Exploring secondary interactions and the role of temperature in moisture-contaminated polymer networks through molecular simulations†

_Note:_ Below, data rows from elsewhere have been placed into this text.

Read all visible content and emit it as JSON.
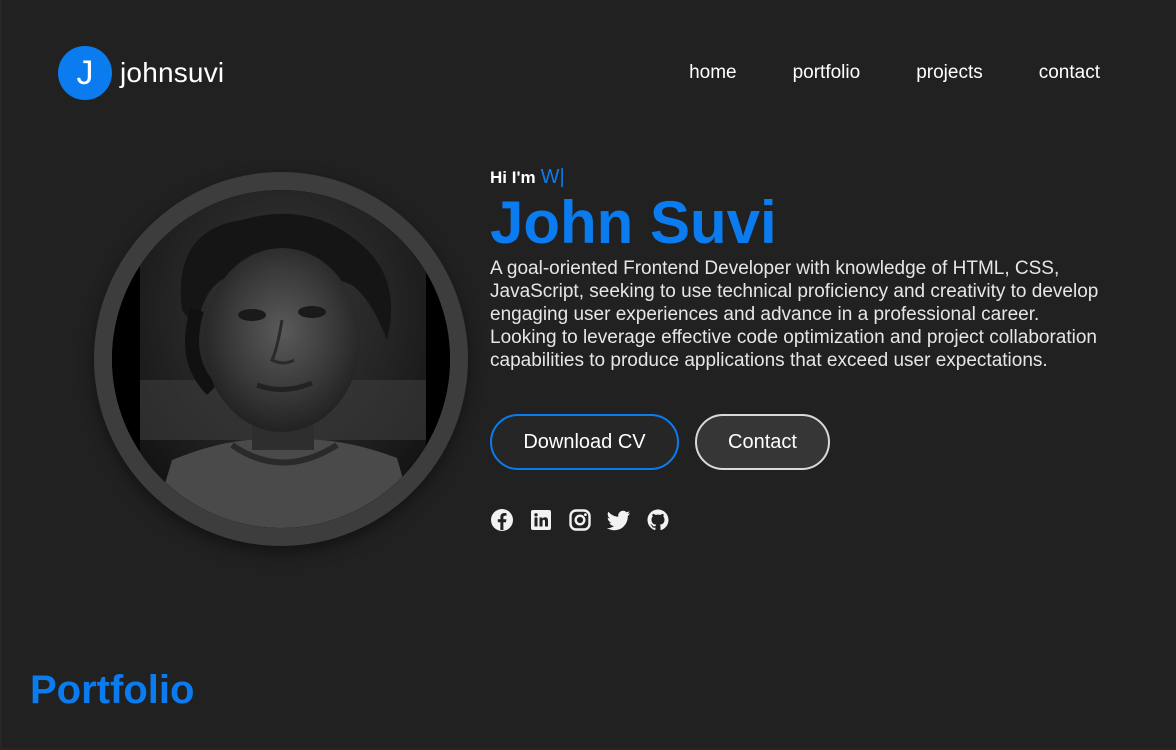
{
  "header": {
    "logo_letter": "J",
    "brand": "johnsuvi",
    "nav": [
      {
        "label": "home"
      },
      {
        "label": "portfolio"
      },
      {
        "label": "projects"
      },
      {
        "label": "contact"
      }
    ]
  },
  "hero": {
    "greeting": "Hi I'm",
    "typed_text": "W|",
    "name": "John Suvi",
    "bio": "A goal-oriented Frontend Developer with knowledge of HTML, CSS, JavaScript, seeking to use technical proficiency and creativity to develop engaging user experiences and advance in a professional career. Looking to leverage effective code optimization and project collaboration capabilities to produce applications that exceed user expectations.",
    "download_label": "Download CV",
    "contact_label": "Contact"
  },
  "socials": [
    "facebook-icon",
    "linkedin-icon",
    "instagram-icon",
    "twitter-icon",
    "github-icon"
  ],
  "sections": {
    "portfolio_title": "Portfolio"
  },
  "colors": {
    "accent": "#0a7cf0",
    "background": "#212121"
  }
}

Leveraging the state of absorbed moisture within a polymer network to identify physical and chemical features of the host material is predicated upon a clear understanding of the interaction between the polymer and a penetrant water molecule; an understanding that has remained elusive. Recent work has revealed that a novel damage detection method that exploits the very low baseline levels of water typically found in polymer matrix composites (PMC) may be a valuable tool in the composite NDE arsenal, provided that a clear understanding of polymer–water interaction can be obtained. Precise detection, location, and possible quantification of the extent of damage can be performed by characterizing the physical and chemical states of moisture present in an in-service PMC. Composite structures have a locally elevated dielectric constant near the damage sites due to a higher fraction of bulk (“free”) water, which has a higher dielectric constant when compared to water molecules bound to the polymer network through secondary bonding interactions. In this study, we aim to get a clear atomistic scale picture of the interactions which drive the dielectric signature variations necessary for tracking damage. Molecular Dynamics (MD) simulations were used to explore the effect of temperature on the state of moisture in two epoxy matrices with identical chemical constituents but different morphologies. The motivation was to understand whether higher polarity binds a greater fraction of moisture even at higher temperatures, leading to suppressed dielectric activity. Consequently, the influence of secondary bonding interactions was investigated to understand the impact of temperature on the absorbed water molecules in a composite epoxy matrix.